Figure 3.2.5 5 Superelev vation transit tions for reve erse curves It is entirely e possib ble to have re everse spirals and remain n within acce eptable ride comfort criteria a. This is indeed the practice fo or European interurban r railway alignm ments and is s occasionally incorp porated into North American practic ce.[6] However, because e the direct tion of later ral accele eration chang ges at the PR RS, the spiral l lengths requ uired for reve erse spirals to o maintain rid de comfo ort should be made appreciably longer r than the abs solute minimu um by limiting g the jerk rate e,

3-35

Track Design Handbook for Light Rail Transit, Second Edition
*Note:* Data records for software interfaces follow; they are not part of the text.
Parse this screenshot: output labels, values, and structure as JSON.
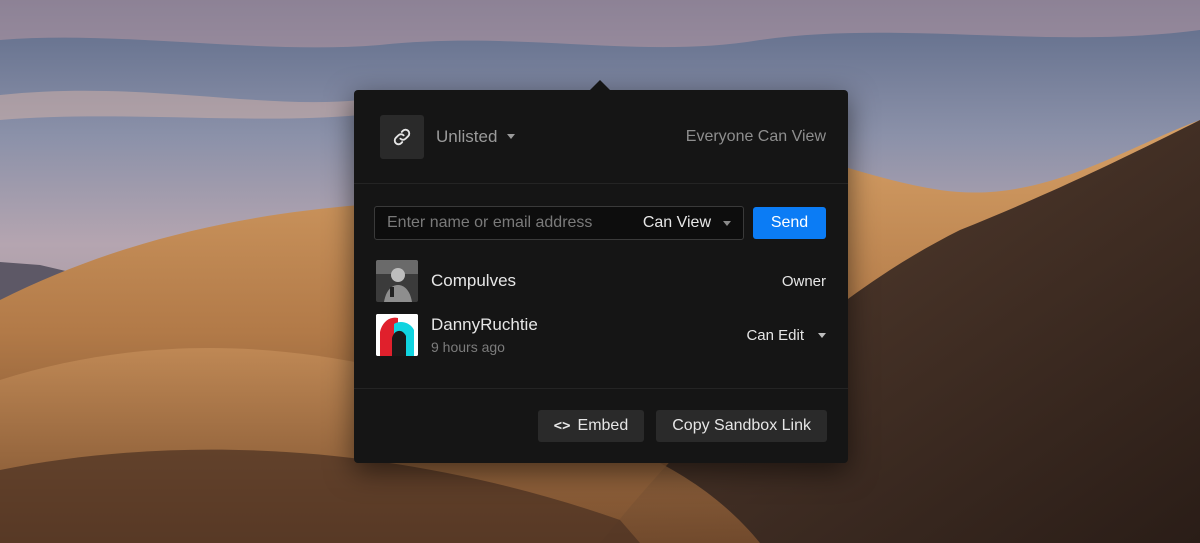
{
  "share_dialog": {
    "privacy": {
      "icon": "link-icon",
      "value": "Unlisted",
      "summary": "Everyone Can View"
    },
    "invite": {
      "placeholder": "Enter name or email address",
      "permission": "Can View",
      "send_label": "Send"
    },
    "collaborators": [
      {
        "name": "Compulves",
        "meta": "",
        "role": "Owner"
      },
      {
        "name": "DannyRuchtie",
        "meta": "9 hours ago",
        "role": "Can Edit"
      }
    ],
    "footer": {
      "embed_label": "Embed",
      "copy_link_label": "Copy Sandbox Link"
    }
  },
  "colors": {
    "panel": "#151515",
    "accent": "#0b7cf5"
  }
}
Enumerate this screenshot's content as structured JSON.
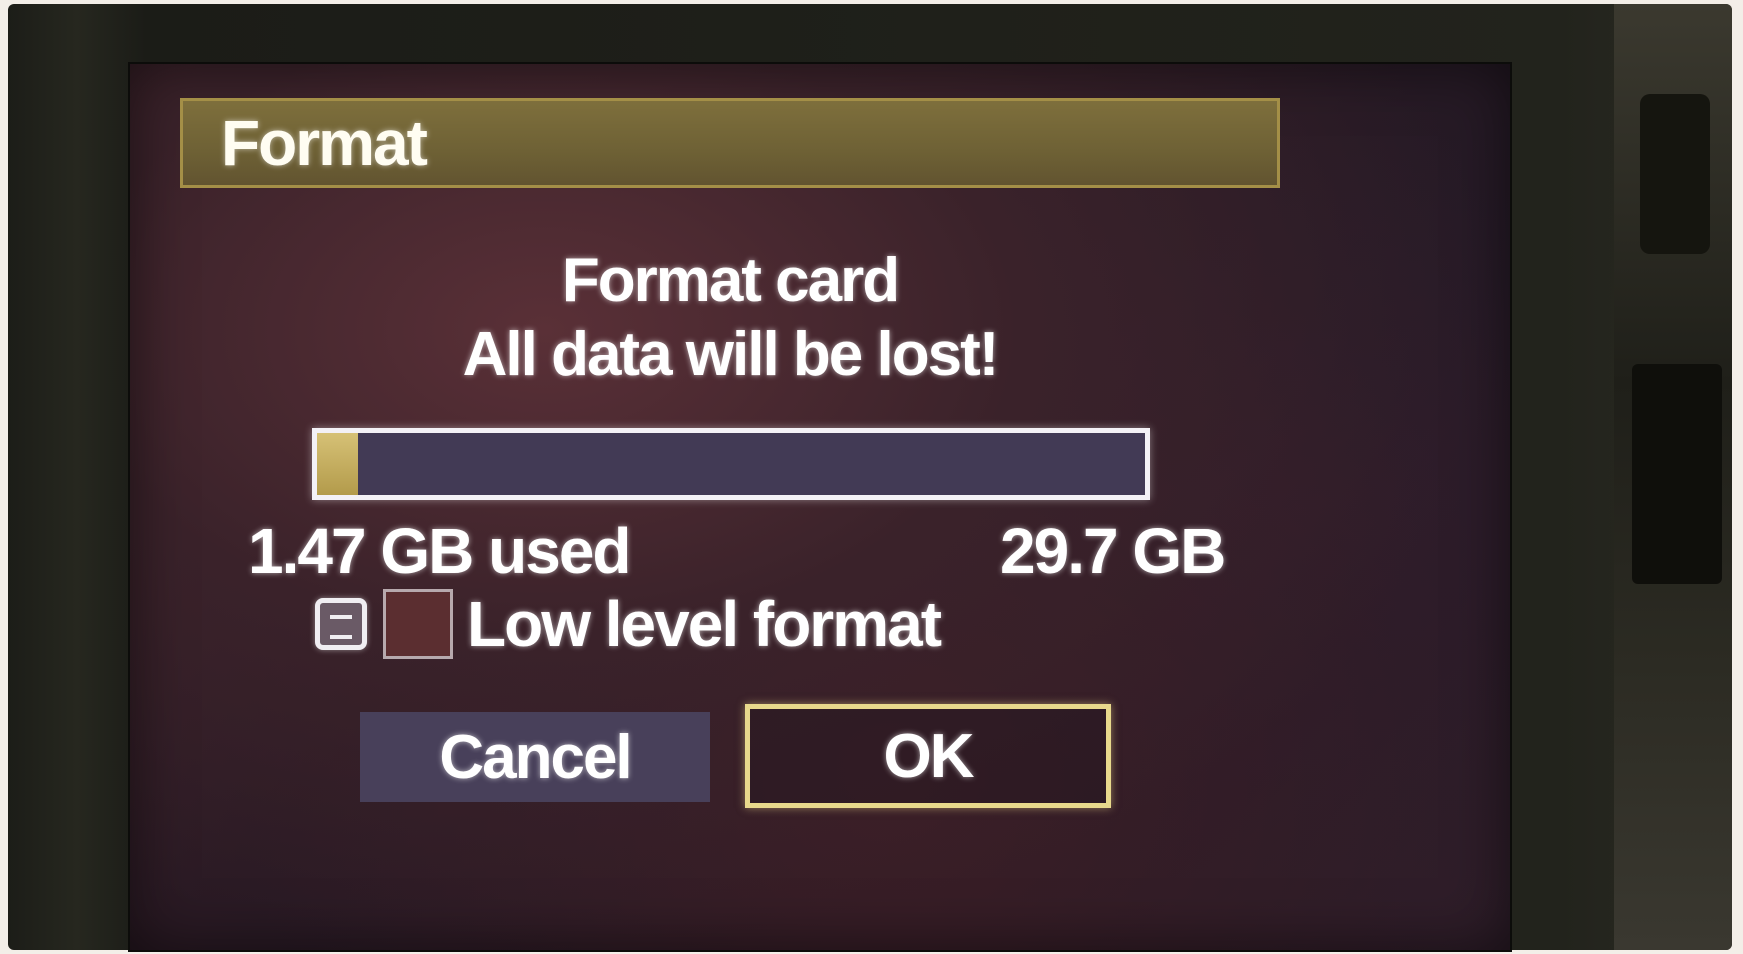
{
  "dialog": {
    "title": "Format",
    "message_line1": "Format card",
    "message_line2": "All data will be lost!"
  },
  "storage": {
    "used_label": "1.47 GB used",
    "total_label": "29.7 GB",
    "used_fraction": 0.05
  },
  "option": {
    "icon": "menu-icon",
    "checkbox_checked": false,
    "label": "Low level format"
  },
  "buttons": {
    "cancel_label": "Cancel",
    "ok_label": "OK",
    "selected": "OK"
  },
  "colors": {
    "title_bar": "#6e6135",
    "title_border": "#a48f47",
    "progress_fill": "#c4ad5f",
    "progress_track": "#423a55",
    "cancel_bg": "#48405a",
    "ok_border": "#e8d98c"
  }
}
with 0.03 g/s as a suggested absolute maximum. See Article 3.2.4 for additional discussion on jerk rate and lateral acceleration. Refer to Article 3.2.1 for additional discussion on desirable minimum tangent distances between curves. 3.2.8 Compound Circular Curves A transition spiral should be used at each end of a superelevated circular curve and between compound circular curves. Between compound curves, the spiral segment, instead of having an infinite radius at one end, will match the radius of the larger curve. The remainder of the spiral between that radius and the theoretical spiral-to-tangent point, where the radius would be infinity, is effectively not used. The minimum compound curve spiral length is the greater of the lengths as determined by the following:
L L L S S S = f1 (E a2 − E a1 ) = f2 (E u2 − Eu1 ) V = f3 (E a2 − E a1 ) V

where LS = f1 =
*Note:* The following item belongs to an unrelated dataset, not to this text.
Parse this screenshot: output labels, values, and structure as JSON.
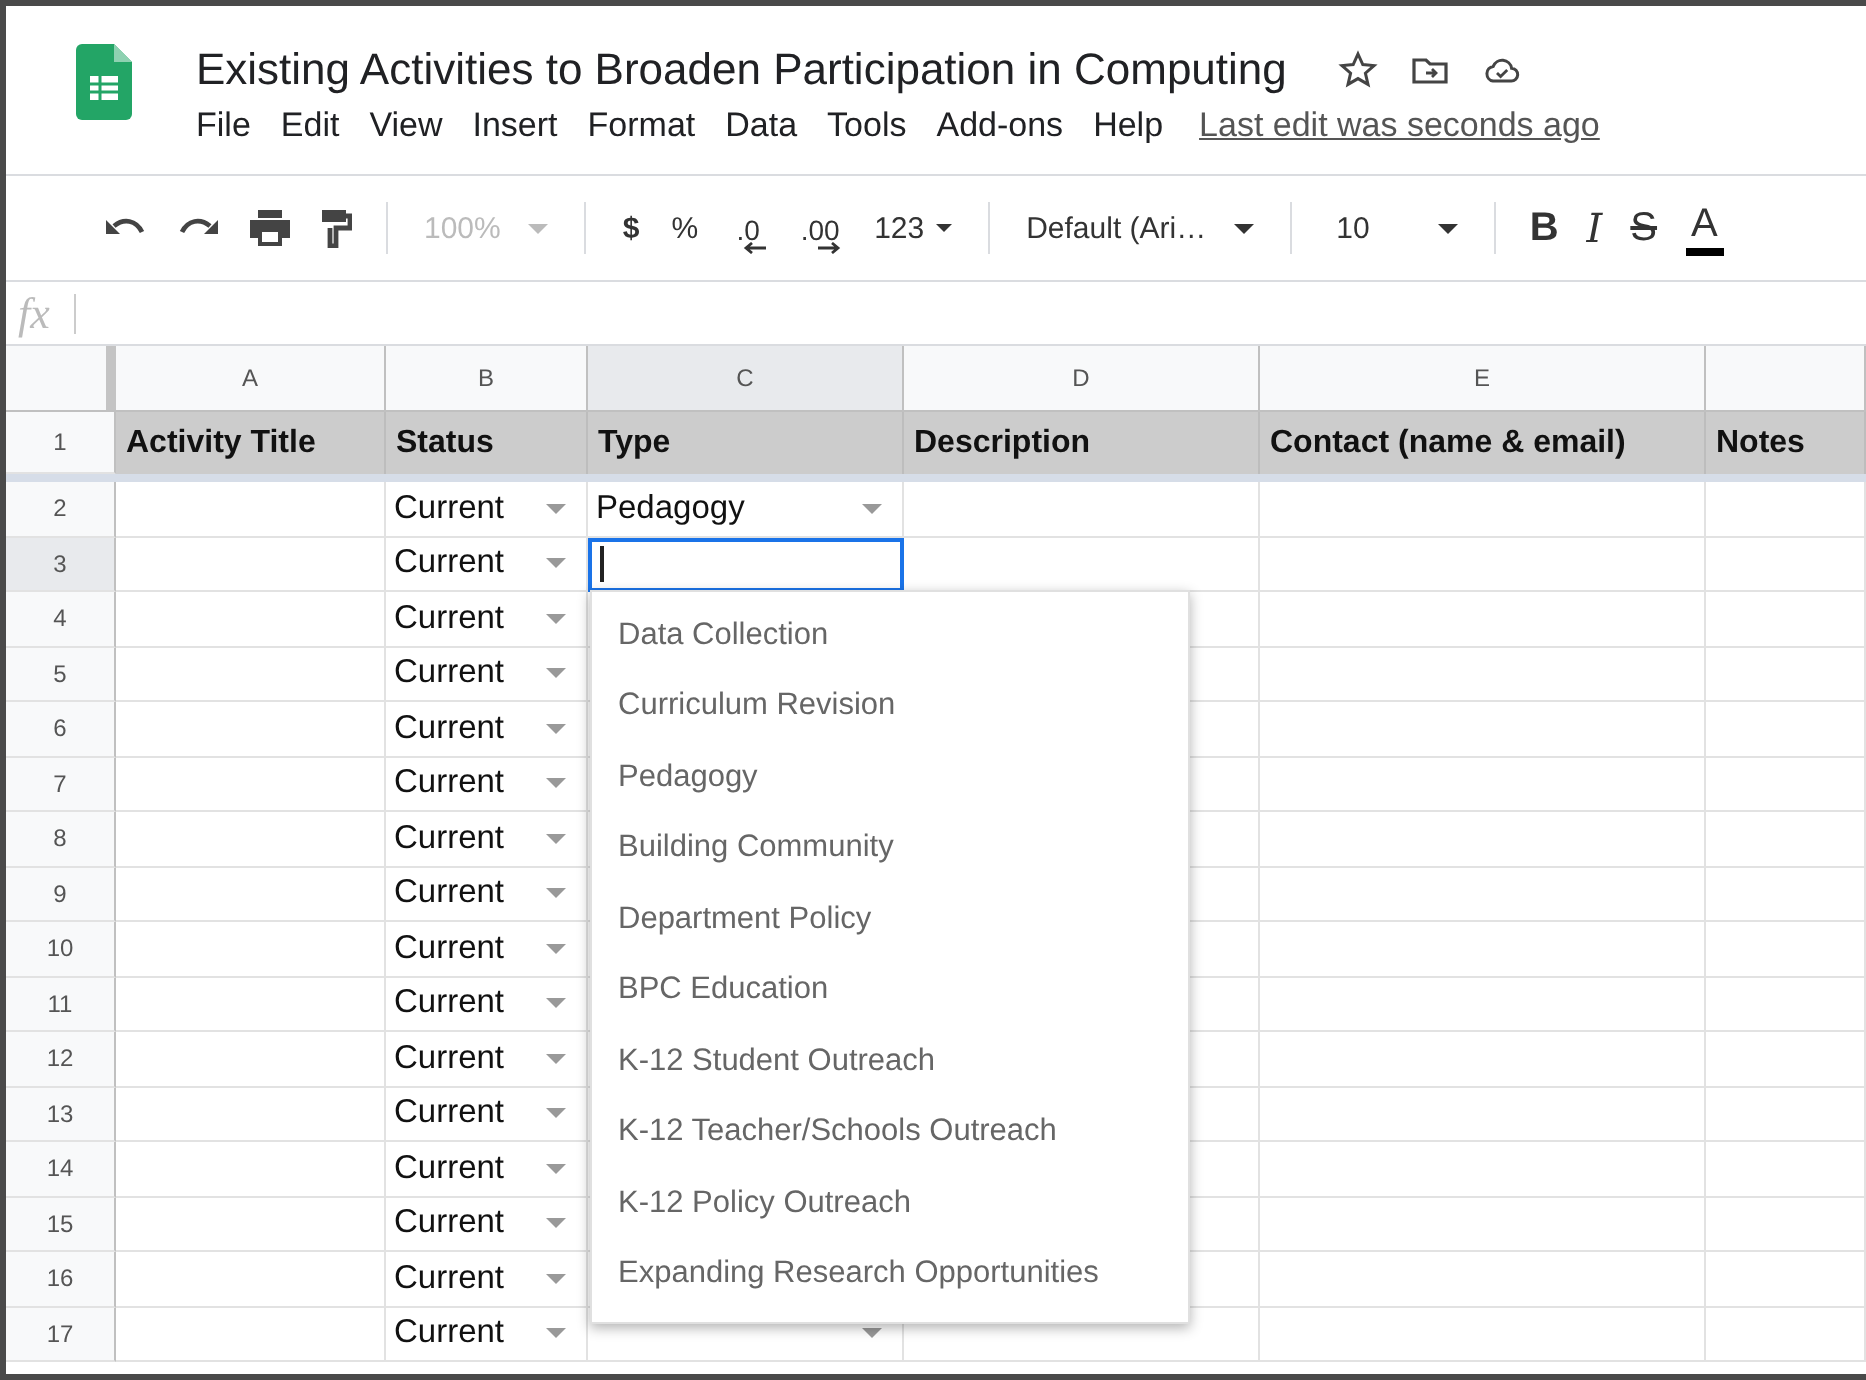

minimum length of spiral, in feet [meters] the factor used in the corresponding equations for ordinary spiral length based on track twist (i.e., “desirable,” “acceptable,” and “absolute,” minima as appropriate to the design circumstances) actual superelevation of the first circular curve in inches [millimeters] actual superelevation of the second circular curve, in inches [millimeters] the factor used in the corresponding equations for ordinary spiral length based on unbalanced superelevation and speed superelevation unbalance of the first circular curve, in inches [millimeters] unbalanced superelevation of the second circular curve, in inches [millimeters] the factor used in the corresponding equations for ordinary spiral length based on actual superelevation and speed design speed through the circular curves, in mph [km/h]

Ea1 = Ea2 = f2 =

Eu1 = Eu2 = f3 V = =

Ride comfort in spiraled compound curves is optimized if Eu is the same value in both circular curve segments. 3.2.9 Track Twist in Embedded Track When LRT tracks are embedded in pavement and particularly where they are in a shared mixed traffic lane, in many cases the track geometry will be dictated by the roadway agency’s criteria for pavement surface. These are typically dictated by the need to drain storm water off of the pavement surface. As a consequence, there will often be some cross slope in tangent lanes to which the track will need to conform. If this cross slope changes when the street (and track)

3-36

Light Rail Transit Track Geometry